*TASK*. Look through the records below and collect all lines that hold the string "Templates".

──────── PROVIDED MATERIAL

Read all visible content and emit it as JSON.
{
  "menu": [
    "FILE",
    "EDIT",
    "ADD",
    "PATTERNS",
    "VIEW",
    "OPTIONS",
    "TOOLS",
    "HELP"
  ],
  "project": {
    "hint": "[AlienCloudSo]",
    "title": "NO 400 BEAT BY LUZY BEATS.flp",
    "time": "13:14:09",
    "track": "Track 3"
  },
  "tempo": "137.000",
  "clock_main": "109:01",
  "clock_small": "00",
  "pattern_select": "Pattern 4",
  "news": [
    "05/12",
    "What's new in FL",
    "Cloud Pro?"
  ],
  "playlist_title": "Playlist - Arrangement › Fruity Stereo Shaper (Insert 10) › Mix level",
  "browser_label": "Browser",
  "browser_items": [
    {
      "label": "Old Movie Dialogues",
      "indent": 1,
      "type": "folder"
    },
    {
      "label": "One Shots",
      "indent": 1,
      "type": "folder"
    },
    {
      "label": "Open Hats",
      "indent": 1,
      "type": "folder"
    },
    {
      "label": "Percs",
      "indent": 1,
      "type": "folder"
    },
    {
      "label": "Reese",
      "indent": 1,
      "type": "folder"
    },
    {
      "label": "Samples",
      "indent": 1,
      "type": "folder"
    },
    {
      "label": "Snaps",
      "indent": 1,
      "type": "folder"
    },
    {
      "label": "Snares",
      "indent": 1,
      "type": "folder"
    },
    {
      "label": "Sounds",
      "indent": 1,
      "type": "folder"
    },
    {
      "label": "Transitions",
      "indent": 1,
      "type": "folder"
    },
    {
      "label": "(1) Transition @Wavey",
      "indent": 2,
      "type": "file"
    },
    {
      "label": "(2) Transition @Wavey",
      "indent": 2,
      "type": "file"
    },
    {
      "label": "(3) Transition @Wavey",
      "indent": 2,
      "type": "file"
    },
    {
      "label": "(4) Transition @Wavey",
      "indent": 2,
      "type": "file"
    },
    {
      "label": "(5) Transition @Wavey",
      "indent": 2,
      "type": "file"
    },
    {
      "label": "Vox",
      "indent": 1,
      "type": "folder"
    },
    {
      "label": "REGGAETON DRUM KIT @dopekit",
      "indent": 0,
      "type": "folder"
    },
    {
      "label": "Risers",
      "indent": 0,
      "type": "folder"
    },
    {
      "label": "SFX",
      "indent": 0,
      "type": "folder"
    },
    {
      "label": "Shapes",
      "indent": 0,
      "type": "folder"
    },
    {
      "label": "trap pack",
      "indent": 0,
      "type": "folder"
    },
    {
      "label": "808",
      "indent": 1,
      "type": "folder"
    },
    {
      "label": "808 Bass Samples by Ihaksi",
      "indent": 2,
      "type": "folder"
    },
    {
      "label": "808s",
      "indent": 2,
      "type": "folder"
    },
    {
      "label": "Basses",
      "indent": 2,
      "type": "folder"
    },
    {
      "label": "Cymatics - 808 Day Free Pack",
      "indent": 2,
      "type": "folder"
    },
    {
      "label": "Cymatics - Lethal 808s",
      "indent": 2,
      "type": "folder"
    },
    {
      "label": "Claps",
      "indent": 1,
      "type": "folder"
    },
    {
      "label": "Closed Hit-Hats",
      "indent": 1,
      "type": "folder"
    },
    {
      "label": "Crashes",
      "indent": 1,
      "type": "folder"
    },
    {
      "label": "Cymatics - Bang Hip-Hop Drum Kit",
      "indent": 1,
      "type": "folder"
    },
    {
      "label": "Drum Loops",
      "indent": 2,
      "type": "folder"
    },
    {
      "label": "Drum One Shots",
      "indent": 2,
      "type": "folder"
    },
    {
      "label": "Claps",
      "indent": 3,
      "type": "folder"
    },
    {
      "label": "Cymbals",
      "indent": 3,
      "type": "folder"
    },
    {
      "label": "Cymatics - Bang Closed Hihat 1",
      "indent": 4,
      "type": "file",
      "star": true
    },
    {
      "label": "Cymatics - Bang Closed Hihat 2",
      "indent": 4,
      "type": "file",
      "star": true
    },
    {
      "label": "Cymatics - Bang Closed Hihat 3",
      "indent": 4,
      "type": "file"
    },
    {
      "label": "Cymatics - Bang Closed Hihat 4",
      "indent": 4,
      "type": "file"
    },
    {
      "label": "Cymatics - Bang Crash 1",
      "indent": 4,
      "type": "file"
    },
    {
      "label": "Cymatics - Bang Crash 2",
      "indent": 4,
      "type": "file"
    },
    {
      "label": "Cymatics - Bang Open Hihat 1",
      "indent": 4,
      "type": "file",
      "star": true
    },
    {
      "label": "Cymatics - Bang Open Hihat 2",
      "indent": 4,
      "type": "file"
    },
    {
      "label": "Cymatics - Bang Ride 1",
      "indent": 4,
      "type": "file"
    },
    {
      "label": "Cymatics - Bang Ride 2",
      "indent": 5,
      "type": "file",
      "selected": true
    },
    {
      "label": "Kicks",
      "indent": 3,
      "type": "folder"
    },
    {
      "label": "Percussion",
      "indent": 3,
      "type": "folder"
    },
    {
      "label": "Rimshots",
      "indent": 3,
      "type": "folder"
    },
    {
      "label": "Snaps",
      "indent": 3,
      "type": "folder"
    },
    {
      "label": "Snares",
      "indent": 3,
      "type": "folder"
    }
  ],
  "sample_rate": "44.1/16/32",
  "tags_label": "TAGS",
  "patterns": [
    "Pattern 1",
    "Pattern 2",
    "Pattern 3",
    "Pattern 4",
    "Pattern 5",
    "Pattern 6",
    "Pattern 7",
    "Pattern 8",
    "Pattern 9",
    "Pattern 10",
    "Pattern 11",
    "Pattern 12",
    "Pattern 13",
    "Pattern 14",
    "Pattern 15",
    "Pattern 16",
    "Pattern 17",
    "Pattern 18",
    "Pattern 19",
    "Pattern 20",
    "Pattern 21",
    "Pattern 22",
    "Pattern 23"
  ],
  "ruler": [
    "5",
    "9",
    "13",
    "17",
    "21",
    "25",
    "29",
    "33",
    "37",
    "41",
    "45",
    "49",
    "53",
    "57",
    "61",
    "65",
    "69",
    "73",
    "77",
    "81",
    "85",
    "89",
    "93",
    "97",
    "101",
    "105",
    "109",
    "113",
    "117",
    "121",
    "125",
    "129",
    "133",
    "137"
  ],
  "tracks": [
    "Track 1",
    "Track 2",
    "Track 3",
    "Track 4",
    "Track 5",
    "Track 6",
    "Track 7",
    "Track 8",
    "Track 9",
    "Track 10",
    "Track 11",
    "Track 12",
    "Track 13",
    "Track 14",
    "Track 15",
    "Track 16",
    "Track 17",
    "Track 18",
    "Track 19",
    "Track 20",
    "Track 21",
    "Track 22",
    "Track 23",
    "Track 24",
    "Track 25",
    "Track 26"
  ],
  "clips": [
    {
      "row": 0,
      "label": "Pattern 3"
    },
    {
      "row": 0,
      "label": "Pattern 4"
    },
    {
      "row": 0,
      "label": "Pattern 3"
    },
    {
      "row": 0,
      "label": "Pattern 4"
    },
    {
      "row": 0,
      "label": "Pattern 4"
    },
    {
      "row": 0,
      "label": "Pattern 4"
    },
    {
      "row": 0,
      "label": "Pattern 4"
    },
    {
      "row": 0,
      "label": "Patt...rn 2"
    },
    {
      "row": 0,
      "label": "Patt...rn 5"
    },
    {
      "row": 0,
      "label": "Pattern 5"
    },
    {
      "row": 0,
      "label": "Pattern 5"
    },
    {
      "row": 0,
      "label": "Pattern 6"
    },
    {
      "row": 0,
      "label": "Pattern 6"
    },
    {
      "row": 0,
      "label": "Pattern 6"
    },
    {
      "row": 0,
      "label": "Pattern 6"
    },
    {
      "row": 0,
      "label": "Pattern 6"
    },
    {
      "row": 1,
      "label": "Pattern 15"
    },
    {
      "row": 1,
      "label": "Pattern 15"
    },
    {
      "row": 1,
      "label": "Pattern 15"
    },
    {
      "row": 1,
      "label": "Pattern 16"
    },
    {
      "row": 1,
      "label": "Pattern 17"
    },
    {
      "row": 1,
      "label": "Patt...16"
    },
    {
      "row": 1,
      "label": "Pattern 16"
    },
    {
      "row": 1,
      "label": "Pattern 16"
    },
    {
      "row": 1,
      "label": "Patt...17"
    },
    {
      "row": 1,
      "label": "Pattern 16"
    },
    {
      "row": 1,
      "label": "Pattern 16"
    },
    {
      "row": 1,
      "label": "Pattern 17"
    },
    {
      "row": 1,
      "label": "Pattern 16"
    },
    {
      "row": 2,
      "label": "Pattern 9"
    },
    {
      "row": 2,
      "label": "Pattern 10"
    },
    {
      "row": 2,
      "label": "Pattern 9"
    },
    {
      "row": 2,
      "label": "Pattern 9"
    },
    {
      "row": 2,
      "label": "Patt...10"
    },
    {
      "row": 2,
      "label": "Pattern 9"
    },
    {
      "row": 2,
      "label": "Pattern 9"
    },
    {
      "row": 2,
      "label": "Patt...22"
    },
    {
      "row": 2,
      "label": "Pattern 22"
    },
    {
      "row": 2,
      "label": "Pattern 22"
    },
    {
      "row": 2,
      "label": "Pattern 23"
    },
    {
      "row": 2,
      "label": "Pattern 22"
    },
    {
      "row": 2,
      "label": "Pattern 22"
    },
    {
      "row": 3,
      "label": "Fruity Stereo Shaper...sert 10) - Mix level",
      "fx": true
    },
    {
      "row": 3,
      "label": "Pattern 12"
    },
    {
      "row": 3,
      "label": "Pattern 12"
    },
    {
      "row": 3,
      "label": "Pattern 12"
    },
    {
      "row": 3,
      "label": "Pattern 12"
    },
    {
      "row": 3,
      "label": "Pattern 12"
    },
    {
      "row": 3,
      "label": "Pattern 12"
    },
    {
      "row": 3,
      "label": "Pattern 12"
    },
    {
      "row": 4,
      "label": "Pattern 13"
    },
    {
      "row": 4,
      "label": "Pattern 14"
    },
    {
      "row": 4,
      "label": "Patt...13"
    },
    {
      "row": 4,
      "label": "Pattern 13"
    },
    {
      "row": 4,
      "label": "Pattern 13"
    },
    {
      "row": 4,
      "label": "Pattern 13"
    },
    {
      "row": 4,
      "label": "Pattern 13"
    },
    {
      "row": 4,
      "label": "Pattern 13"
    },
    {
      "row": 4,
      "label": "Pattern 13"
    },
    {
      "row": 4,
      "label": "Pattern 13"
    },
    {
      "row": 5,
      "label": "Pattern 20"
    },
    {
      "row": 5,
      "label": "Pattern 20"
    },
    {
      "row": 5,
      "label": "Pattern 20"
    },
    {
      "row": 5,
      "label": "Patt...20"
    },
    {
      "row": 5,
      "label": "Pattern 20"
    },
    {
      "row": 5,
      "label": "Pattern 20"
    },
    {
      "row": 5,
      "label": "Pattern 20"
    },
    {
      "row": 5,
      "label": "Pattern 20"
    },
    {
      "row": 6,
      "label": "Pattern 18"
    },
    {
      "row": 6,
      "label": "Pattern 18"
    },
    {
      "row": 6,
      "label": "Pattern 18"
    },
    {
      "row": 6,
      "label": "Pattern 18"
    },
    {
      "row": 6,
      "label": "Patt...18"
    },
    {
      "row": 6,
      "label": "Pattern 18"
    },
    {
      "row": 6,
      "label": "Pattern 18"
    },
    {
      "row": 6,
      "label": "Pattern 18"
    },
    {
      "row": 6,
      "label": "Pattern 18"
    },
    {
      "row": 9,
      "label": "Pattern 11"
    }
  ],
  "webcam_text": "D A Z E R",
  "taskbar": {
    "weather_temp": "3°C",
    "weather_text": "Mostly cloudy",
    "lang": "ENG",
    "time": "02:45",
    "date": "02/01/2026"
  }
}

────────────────
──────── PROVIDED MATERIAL

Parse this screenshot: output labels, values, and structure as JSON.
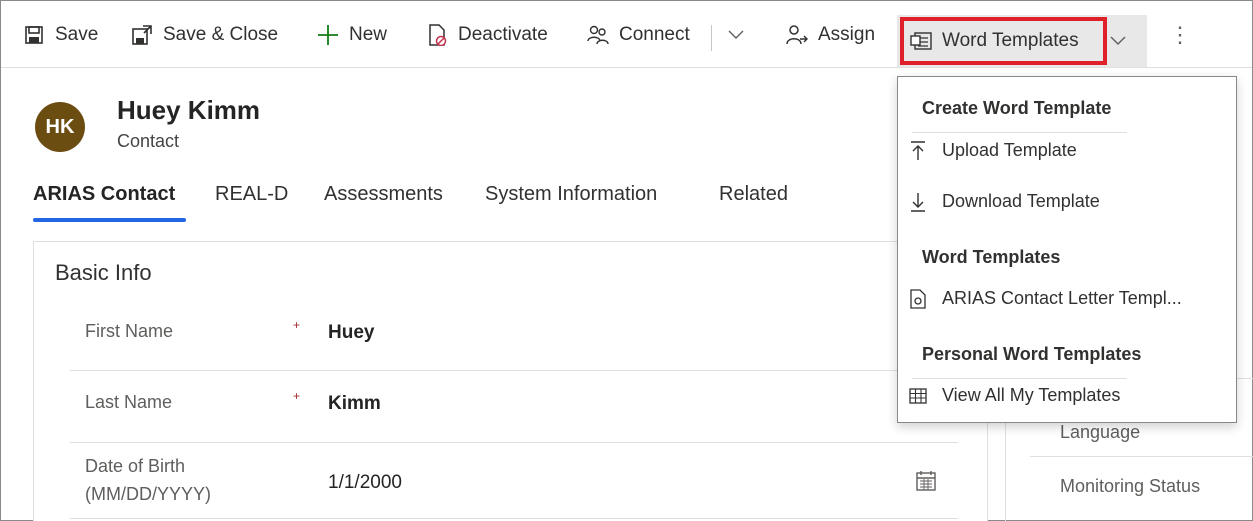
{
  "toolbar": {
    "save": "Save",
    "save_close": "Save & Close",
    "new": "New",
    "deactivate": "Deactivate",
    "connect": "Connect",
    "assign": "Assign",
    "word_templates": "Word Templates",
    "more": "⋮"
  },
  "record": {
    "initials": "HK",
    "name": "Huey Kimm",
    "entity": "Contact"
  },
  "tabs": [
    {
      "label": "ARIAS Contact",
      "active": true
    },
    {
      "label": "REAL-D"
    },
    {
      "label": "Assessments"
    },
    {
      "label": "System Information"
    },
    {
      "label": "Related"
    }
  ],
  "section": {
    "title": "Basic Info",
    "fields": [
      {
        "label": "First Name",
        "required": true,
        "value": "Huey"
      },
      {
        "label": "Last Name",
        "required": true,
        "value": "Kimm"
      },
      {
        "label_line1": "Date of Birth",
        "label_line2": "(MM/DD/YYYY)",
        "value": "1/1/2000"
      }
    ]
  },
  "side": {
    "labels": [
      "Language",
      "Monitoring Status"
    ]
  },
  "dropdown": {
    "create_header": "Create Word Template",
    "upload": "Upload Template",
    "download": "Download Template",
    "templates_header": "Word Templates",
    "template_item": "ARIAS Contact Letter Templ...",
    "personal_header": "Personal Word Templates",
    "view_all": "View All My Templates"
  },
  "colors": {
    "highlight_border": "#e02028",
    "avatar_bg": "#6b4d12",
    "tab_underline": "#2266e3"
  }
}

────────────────
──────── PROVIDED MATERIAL

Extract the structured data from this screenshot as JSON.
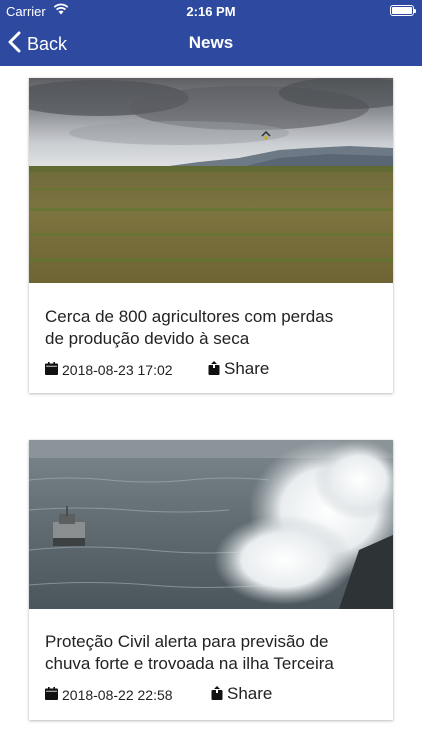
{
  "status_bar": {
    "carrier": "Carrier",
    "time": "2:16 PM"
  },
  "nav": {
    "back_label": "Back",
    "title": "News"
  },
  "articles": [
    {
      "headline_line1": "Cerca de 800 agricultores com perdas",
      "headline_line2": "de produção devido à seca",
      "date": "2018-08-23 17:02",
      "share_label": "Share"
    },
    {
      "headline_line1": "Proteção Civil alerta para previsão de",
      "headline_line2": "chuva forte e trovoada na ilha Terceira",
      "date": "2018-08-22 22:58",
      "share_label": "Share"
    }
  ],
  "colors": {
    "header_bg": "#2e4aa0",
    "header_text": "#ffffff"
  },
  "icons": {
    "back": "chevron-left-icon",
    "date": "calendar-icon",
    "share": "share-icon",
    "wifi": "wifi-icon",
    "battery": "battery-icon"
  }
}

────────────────

*ANSWER BELOW*.
    "word_templates": "Word Templates",
    "templates_header": "Word Templates",
    "personal_header": "Personal Word Templates",
    "view_all": "View All My Templates"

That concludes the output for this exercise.